The rule we state would unquestionably apply when a policy by its terms, unlike the case before us, was automatically renewed on the timely payment of premium. See State Farm Gen. Ins. Co. of Bloomington v. Chambers, 260 Ark. 637, 640 (1976) (denying coverage because "[t]he old and only insurance contract was simply extended for an additional year by the payment of the premium for the ensuing year"). The result should not turn, however, formalistically on whether a new policy, substantially identical as to the damaged property, was issued or the old policy was continued by its terms.
The controlling factor should be what the parties reasonably should have understood the policy language to mean. The property had been vacant since May, 1989. Coverage of the vacant premises undeniably ceased under the first policy sometime in July, 1989, pursuant to the vacancy exclusion clause, sixty days after the vacancy began. That exclusion of coverage continued at least to September 1, 1989, when the second policy period began. An exclusion of coverage unquestionably thereafter existed during the second policy period at least from the end of October, 1989, to September 1, 1990, when the third policy period began. No reasonable insured
would believe, in those circumstances, with the uncontestable periods of noncoverage defined above, that the vacant premises would annually be provided coverage during the first sixty days of each renewal period. There is no sensible reason why that result should be reached or expected. The insurer agreed to assume the increased risk during a sixty-day period and not during a period of a vacancy lasting more than sixty days.
We answer the second certified question in the affirmative because a period of a vacancy during a prior policy period should be tacked on to the vacancy continuing during the next subsequent policy period, assuming that there was no significant change in the coverage of the premises.
3. We answer the first question in the negative (on the assumption that there was no continuation of coverage), and the second question in the affirmative.

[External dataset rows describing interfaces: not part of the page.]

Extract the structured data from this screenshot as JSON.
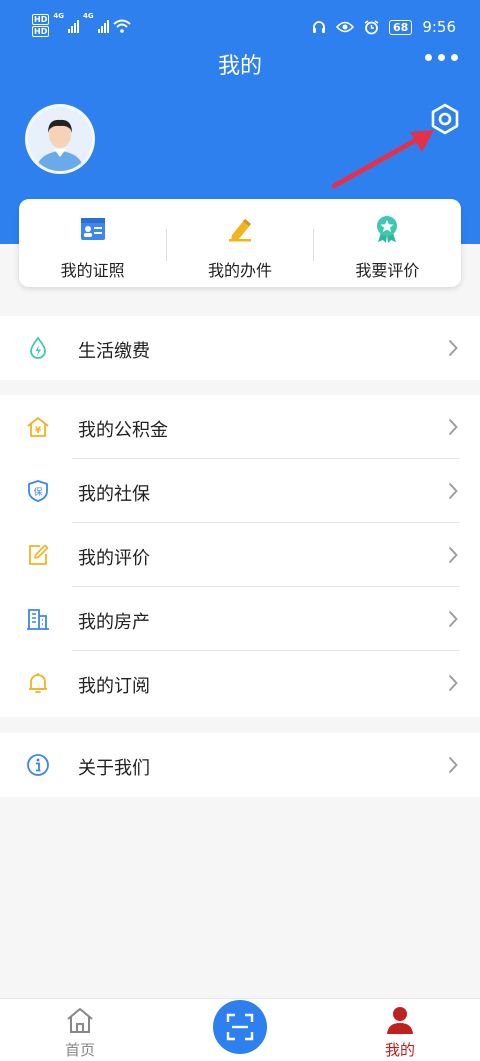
{
  "status_bar": {
    "badge_1": "HD",
    "badge_2": "HD",
    "net_1": "4G",
    "net_2": "4G",
    "battery": "68",
    "time": "9:56"
  },
  "header": {
    "title": "我的"
  },
  "quick_actions": [
    {
      "label": "我的证照",
      "icon": "id-card-icon"
    },
    {
      "label": "我的办件",
      "icon": "pencil-icon"
    },
    {
      "label": "我要评价",
      "icon": "award-star-icon"
    }
  ],
  "menu_sections": [
    [
      {
        "label": "生活缴费",
        "icon": "water-energy-icon"
      }
    ],
    [
      {
        "label": "我的公积金",
        "icon": "house-yuan-icon"
      },
      {
        "label": "我的社保",
        "icon": "shield-insurance-icon"
      },
      {
        "label": "我的评价",
        "icon": "edit-note-icon"
      },
      {
        "label": "我的房产",
        "icon": "building-icon"
      },
      {
        "label": "我的订阅",
        "icon": "bell-icon"
      }
    ],
    [
      {
        "label": "关于我们",
        "icon": "info-icon"
      }
    ]
  ],
  "icon_glyphs": {
    "yuan": "¥",
    "insurance": "保"
  },
  "tab_bar": {
    "home_label": "首页",
    "mine_label": "我的",
    "active_color": "#c0201e",
    "inactive_color": "#888888"
  },
  "colors": {
    "primary": "#2f80ef",
    "teal": "#3cc9b0",
    "yellow": "#f2b321",
    "red_arrow": "#e5304a"
  }
}
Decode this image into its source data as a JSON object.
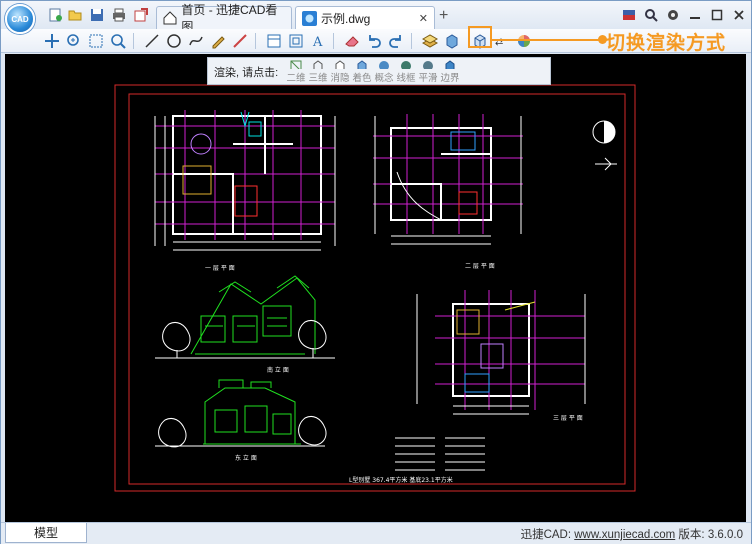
{
  "window": {
    "app_logo_text": "CAD",
    "tabs": [
      {
        "label": "首页 - 迅捷CAD看图"
      },
      {
        "label": "示例.dwg"
      }
    ],
    "new_tab_symbol": "+",
    "tab_close_symbol": "✕"
  },
  "callout": {
    "text": "切换渲染方式",
    "color": "#f59a23"
  },
  "render_popup": {
    "label": "渲染, 请点击:",
    "modes": [
      {
        "label": "二维",
        "icon": "2d-wireframe-icon"
      },
      {
        "label": "三维",
        "icon": "3d-wireframe-icon"
      },
      {
        "label": "消隐",
        "icon": "hidden-icon"
      },
      {
        "label": "着色",
        "icon": "shaded-icon"
      },
      {
        "label": "概念",
        "icon": "conceptual-icon"
      },
      {
        "label": "线框",
        "icon": "wireframe-icon"
      },
      {
        "label": "平滑",
        "icon": "smooth-icon"
      },
      {
        "label": "边界",
        "icon": "edges-icon"
      }
    ]
  },
  "drawing": {
    "labels": {
      "floor1_title": "一 层 平 面",
      "floor2_title": "二 层 平 面",
      "floor3_title": "三 层 平 面",
      "front_elev": "南 立 面",
      "side_elev": "东 立 面",
      "area_note": "L型别墅   367.4平方米  基底23.1平方米"
    }
  },
  "status": {
    "model_tab": "模型",
    "prefix": "迅捷CAD: ",
    "url": "www.xunjiecad.com",
    "version": " 版本: 3.6.0.0"
  }
}
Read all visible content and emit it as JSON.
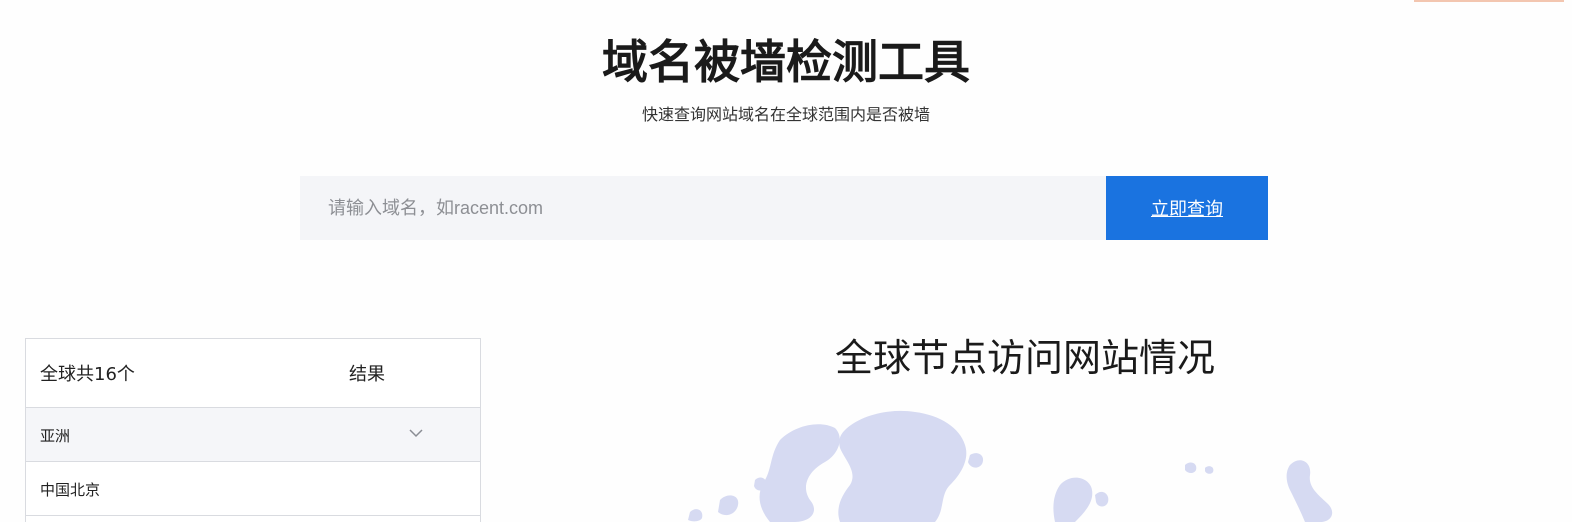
{
  "header": {
    "title": "域名被墙检测工具",
    "subtitle": "快速查询网站域名在全球范围内是否被墙"
  },
  "search": {
    "placeholder": "请输入域名，如racent.com",
    "value": "",
    "button_label": "立即查询"
  },
  "results": {
    "total_label": "全球共16个",
    "result_column": "结果",
    "region": "亚洲",
    "locations": [
      "中国北京"
    ]
  },
  "map": {
    "title": "全球节点访问网站情况",
    "land_color": "#d6daf2"
  },
  "colors": {
    "accent": "#1a73e0",
    "input_bg": "#f4f5f8",
    "border": "#d9dbe0"
  }
}
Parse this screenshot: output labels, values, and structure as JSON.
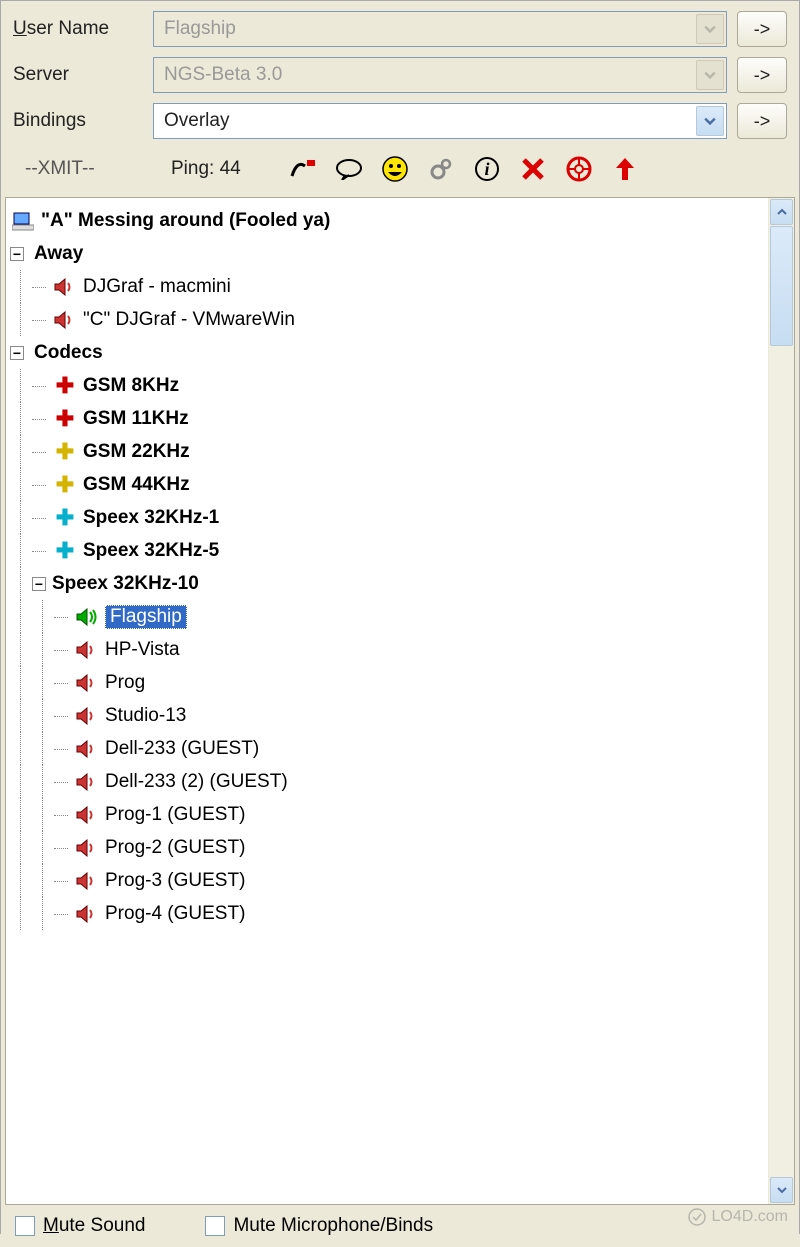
{
  "form": {
    "username_label_pre": "U",
    "username_label_post": "ser Name",
    "username_value": "Flagship",
    "server_label": "Server",
    "server_value": "NGS-Beta 3.0",
    "bindings_label": "Bindings",
    "bindings_value": "Overlay",
    "arrow_btn": "->"
  },
  "status": {
    "xmit": "--XMIT--",
    "ping": "Ping: 44"
  },
  "tree": {
    "root": "\"A\" Messing around (Fooled ya)",
    "away": "Away",
    "away_users": [
      "DJGraf - macmini",
      "\"C\" DJGraf - VMwareWin"
    ],
    "codecs": "Codecs",
    "codec_list": [
      {
        "label": "GSM 8KHz",
        "plus": "red"
      },
      {
        "label": "GSM 11KHz",
        "plus": "red"
      },
      {
        "label": "GSM 22KHz",
        "plus": "yellow"
      },
      {
        "label": "GSM 44KHz",
        "plus": "yellow"
      },
      {
        "label": "Speex 32KHz-1",
        "plus": "cyan"
      },
      {
        "label": "Speex 32KHz-5",
        "plus": "cyan"
      }
    ],
    "active_codec": "Speex 32KHz-10",
    "self_user": "Flagship",
    "users": [
      "HP-Vista",
      "Prog",
      "Studio-13",
      "Dell-233 (GUEST)",
      "Dell-233 (2) (GUEST)",
      "Prog-1 (GUEST)",
      "Prog-2 (GUEST)",
      "Prog-3 (GUEST)",
      "Prog-4 (GUEST)"
    ]
  },
  "footer": {
    "mute_sound_pre": "M",
    "mute_sound_post": "ute Sound",
    "mute_mic": "Mute Microphone/Binds"
  },
  "watermark": "LO4D.com"
}
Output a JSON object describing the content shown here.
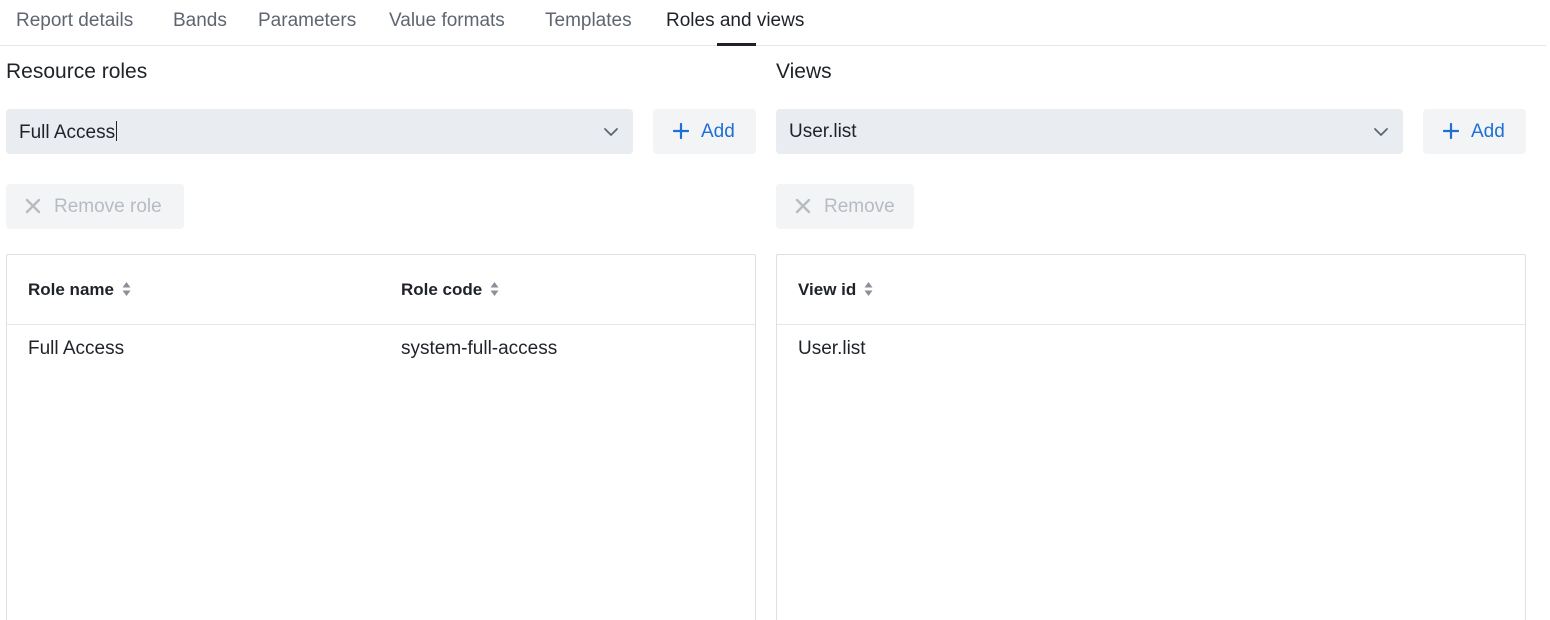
{
  "tabs": [
    {
      "label": "Report details",
      "active": false
    },
    {
      "label": "Bands",
      "active": false
    },
    {
      "label": "Parameters",
      "active": false
    },
    {
      "label": "Value formats",
      "active": false
    },
    {
      "label": "Templates",
      "active": false
    },
    {
      "label": "Roles and views",
      "active": true
    }
  ],
  "roles": {
    "title": "Resource roles",
    "select_value": "Full Access",
    "add_label": "Add",
    "remove_label": "Remove role",
    "columns": [
      "Role name",
      "Role code"
    ],
    "rows": [
      {
        "name": "Full Access",
        "code": "system-full-access"
      }
    ]
  },
  "views": {
    "title": "Views",
    "select_value": "User.list",
    "add_label": "Add",
    "remove_label": "Remove",
    "columns": [
      "View id"
    ],
    "rows": [
      {
        "id": "User.list"
      }
    ]
  },
  "colors": {
    "accent": "#1f6fd6",
    "disabled": "#b7bcc3",
    "select_bg": "#e9ecf0"
  },
  "icons": {
    "dropdown": "chevron-down-icon",
    "add": "plus-icon",
    "remove": "close-icon",
    "sort": "sort-icon"
  }
}
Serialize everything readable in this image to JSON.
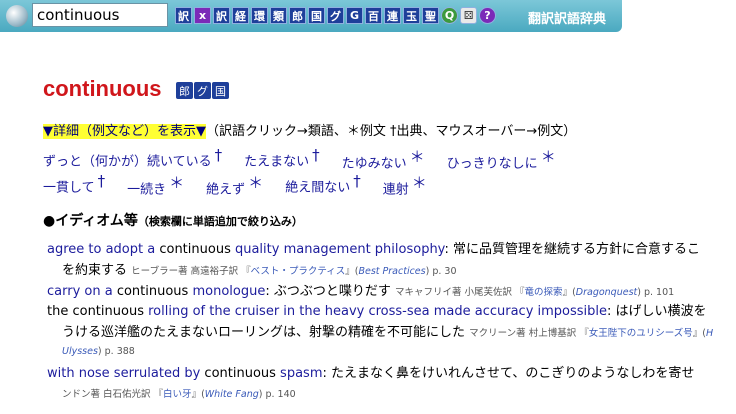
{
  "toolbar": {
    "search_value": "continuous",
    "buttons": [
      "訳",
      "x",
      "訳",
      "経",
      "環",
      "類",
      "郎",
      "国",
      "グ",
      "G",
      "百",
      "連",
      "玉",
      "聖",
      "Q",
      "⚄",
      "?"
    ],
    "label": "翻訳訳語辞典"
  },
  "headword": {
    "text": "continuous",
    "badges": [
      "郎",
      "グ",
      "国"
    ]
  },
  "details": {
    "toggle": "▼詳細（例文など）を表示▼",
    "note": "（訳語クリック→類語、＊例文 †出典、マウスオーバー→例文）"
  },
  "translations": [
    [
      {
        "text": "ずっと（何かが）続いている",
        "mark": "†"
      },
      {
        "text": "たえまない",
        "mark": "†"
      },
      {
        "text": "たゆみない",
        "mark": "＊"
      },
      {
        "text": "ひっきりなしに",
        "mark": "＊"
      }
    ],
    [
      {
        "text": "一貫して",
        "mark": "†"
      },
      {
        "text": "一続き",
        "mark": "＊"
      },
      {
        "text": "絶えず",
        "mark": "＊"
      },
      {
        "text": "絶え間ない",
        "mark": "†"
      },
      {
        "text": "連射",
        "mark": "＊"
      }
    ]
  ],
  "idioms": {
    "heading": "●イディオム等",
    "heading_note": "（検索欄に単語追加で絞り込み）",
    "items": [
      {
        "en_a": "agree to adopt a ",
        "en_b": "continuous",
        "en_c": " quality management philosophy",
        "ja": "常に品質管理を継続する方針に合意するこ",
        "ja2": "を約束する",
        "src_a": "ヒーブラー著 高遠裕子訳 『",
        "src_book": "ベスト・プラクティス",
        "src_b": "』(",
        "src_en": "Best Practices",
        "src_c": ") p. 30"
      },
      {
        "en_a": "carry on a ",
        "en_b": "continuous",
        "en_c": " monologue",
        "ja": "ぶつぶつと喋りだす",
        "src_a": "マキャフリイ著 小尾芙佐訳 『",
        "src_book": "竜の探索",
        "src_b": "』(",
        "src_en": "Dragonquest",
        "src_c": ") p. 101"
      },
      {
        "en_a": "the ",
        "en_b": "continuous",
        "en_c": " rolling of the cruiser in the heavy cross-sea made accuracy impossible",
        "ja": "はげしい横波を",
        "ja2": "うける巡洋艦のたえまないローリングは、射撃の精確を不可能にした",
        "src_a": "マクリーン著 村上博基訳 『",
        "src_book": "女王陛下のユリシーズ号",
        "src_b": "』(",
        "src_en": "H",
        "src_en2": "Ulysses",
        "src_c": ") p. 388"
      },
      {
        "en_a": "with nose serrulated by ",
        "en_b": "continuous",
        "en_c": " spasm",
        "ja": "たえまなく鼻をけいれんさせて、のこぎりのようなしわを寄せ",
        "src_a": "ンドン著 白石佑光訳 『",
        "src_book": "白い牙",
        "src_b": "』(",
        "src_en": "White Fang",
        "src_c": ") p. 140"
      }
    ]
  }
}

[Note 1] Pappas Management Corp., The 418 Worcester Wareland Realty Trust, and Capital Site Management Associates.